Plaintiff, however, urges that it is not only entitled to have the finding of "no reliance" set aside as a matter of law, but that it is entitled to have judgment entered against Michael Doman. To prevail, plaintiff must sustain its burden of proving the elements of fraud by clear and convincing evidence. The elimination of the factors cited by the trial court to support the conclusion that plaintiff did not rely on the false financial statement does not, however, mean that plaintiff has sustained its affirmative burden of proof.

The organization for which Mr. Fessler had previously worked had been recently acquired by plaintiff at the time of the instant transaction. Plaintiff had a policy that a debtor must fill out a financial statement each time a renewal loan or an additional advancement was granted. Over the approximately five-year period in which Mr. Fessler had made loans to defendant, he had never previously required a financial statement. Mr. Fessler was well acquainted with defendant and noted on the security analysis data sheet of plaintiff that Michael Doman had been an excellent account and that he had been doing business for over five years. Although Mr. Fessler testified that he had relied on the financial statement in increasing defendant's loan, there is considerable evidence in the record to support the inference that the loan was, in fact, granted by reason of Mr. Fessler's long-standing business relationship *22 with defendant.[1] The financial statement emerges as more a formality than as a means of misleading plaintiff's agent. There is no basis to hold that plaintiff has proven by clear and convincing evidence that plaintiff relied upon the financial statement in granting the consolidation loan.

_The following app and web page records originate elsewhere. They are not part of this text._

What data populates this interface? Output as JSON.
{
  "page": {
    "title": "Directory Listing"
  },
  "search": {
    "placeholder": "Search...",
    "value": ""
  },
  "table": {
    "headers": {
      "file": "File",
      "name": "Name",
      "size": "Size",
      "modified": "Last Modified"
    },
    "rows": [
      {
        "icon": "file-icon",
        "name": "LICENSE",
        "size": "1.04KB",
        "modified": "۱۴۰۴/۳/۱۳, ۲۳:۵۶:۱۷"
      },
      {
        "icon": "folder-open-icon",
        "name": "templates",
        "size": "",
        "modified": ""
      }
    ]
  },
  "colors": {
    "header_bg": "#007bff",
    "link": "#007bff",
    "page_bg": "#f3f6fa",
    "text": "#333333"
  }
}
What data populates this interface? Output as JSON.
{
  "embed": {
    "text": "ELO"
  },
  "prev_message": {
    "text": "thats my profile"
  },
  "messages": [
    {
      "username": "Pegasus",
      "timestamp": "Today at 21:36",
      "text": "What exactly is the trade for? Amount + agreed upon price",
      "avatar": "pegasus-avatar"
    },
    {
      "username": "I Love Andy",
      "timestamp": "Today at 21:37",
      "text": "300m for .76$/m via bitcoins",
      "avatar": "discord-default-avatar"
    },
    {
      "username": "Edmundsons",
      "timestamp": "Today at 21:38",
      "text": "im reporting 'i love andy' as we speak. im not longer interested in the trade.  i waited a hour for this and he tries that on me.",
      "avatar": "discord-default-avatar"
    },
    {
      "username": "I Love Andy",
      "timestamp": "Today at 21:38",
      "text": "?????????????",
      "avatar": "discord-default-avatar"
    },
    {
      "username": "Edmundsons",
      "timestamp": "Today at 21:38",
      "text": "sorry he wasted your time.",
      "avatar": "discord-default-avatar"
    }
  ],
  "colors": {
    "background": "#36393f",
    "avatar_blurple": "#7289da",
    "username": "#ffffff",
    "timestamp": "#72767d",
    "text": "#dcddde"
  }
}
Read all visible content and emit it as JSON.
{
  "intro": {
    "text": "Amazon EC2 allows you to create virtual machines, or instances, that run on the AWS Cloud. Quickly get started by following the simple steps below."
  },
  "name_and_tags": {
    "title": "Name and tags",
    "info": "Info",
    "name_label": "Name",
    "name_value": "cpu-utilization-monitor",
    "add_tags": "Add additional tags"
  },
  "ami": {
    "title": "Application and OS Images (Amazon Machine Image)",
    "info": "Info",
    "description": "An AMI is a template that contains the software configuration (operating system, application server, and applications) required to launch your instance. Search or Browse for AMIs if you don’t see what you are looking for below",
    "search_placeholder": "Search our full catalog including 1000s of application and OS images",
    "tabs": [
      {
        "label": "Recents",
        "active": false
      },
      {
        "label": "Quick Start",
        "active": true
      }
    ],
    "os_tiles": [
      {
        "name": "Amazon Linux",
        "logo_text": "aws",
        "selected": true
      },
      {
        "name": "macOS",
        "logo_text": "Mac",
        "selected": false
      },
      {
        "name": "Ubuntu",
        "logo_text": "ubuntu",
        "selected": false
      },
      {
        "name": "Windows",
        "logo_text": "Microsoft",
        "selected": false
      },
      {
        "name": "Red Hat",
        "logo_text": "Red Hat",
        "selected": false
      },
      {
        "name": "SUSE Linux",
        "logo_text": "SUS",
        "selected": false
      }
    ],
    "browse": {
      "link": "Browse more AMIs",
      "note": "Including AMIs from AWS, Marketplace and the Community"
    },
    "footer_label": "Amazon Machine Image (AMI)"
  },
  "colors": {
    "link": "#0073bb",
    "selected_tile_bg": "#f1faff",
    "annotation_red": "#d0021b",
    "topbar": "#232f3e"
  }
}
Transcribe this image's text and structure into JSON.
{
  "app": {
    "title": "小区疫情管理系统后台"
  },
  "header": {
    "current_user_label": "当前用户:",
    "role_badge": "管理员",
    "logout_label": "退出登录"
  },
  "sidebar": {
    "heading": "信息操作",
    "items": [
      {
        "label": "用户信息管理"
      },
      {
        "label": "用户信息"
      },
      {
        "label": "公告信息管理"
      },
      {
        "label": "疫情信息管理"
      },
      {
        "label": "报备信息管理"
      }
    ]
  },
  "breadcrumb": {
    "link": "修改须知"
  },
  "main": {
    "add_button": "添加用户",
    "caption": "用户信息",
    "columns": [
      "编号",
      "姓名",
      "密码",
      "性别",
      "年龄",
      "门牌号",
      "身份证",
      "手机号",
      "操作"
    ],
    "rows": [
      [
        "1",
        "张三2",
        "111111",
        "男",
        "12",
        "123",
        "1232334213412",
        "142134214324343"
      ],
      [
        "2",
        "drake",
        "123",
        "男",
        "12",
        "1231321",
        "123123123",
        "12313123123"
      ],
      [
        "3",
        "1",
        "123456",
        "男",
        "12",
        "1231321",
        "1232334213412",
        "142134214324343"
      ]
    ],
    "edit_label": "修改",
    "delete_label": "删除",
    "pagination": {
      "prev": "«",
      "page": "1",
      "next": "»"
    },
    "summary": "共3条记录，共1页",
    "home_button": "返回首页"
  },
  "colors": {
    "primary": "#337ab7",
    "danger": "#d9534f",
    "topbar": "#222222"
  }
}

[1] Before statutory exemption from discharge in bankruptcy on ground that money or property had been obtained by false representations can be applicable, creditor must show that debtor made false representations with intention of defrauding creditor and that creditor relied upon and was misled by them. Seaboard Finance Corp. v. Stipelcovich, 176 So. 2d 170 (La. App. 1965); Excel Finance Mid City, Inc. v. Chetta, 160 So. 2d 304 (La. App. 1964).

[2] To show that defendant's liability was not discharged in bankruptcy by reason of false financial statement, plaintiff must show that loan extension or renewal was granted in reliance upon written financial statement made or caused to be made by defendant, that statement was materially false, and that statement was made or caused to be made by defendant with intent to deceive. Midland Discount Co. v. Robichaux, 184 So. 2d 93 (La. App. 1966); Family Finance Corp. v. Hodges, 63 Misc.2d 74, 311 N.Y.S.2d 222 (1970).

[3] Diaz et al. v. Industrial Commission of Utah et al., 80 Utah 77, 13 P.2d 307 (1932); Page v. Federal Security Insurance Co., 8 Utah 2d 226, 332 P.2d 666 (1958).

[1] See Family Finance Corp. v. Hodges, 63 Misc.2d 74, 311 N.Y.S.2d 222, 225 (1970), wherein the court concluded that a renewal loan was made on the basis of the borrower's past record of payments and not because of the routine financial statements she was required to fill out with each renewal. Also see Family Finance Corp. v. Secchio, 65 Misc.2d 344, 316 N.Y.S.2d 794, 797 (1970); Friendly Finance Service Mid-City Inc. v. Windham, La. App., 240 So. 2d 26 (1970); Local 155 UAW Credit Union v. Zalewski, 25 Mich. App. 230, 181 N.W.2d 288 (1970).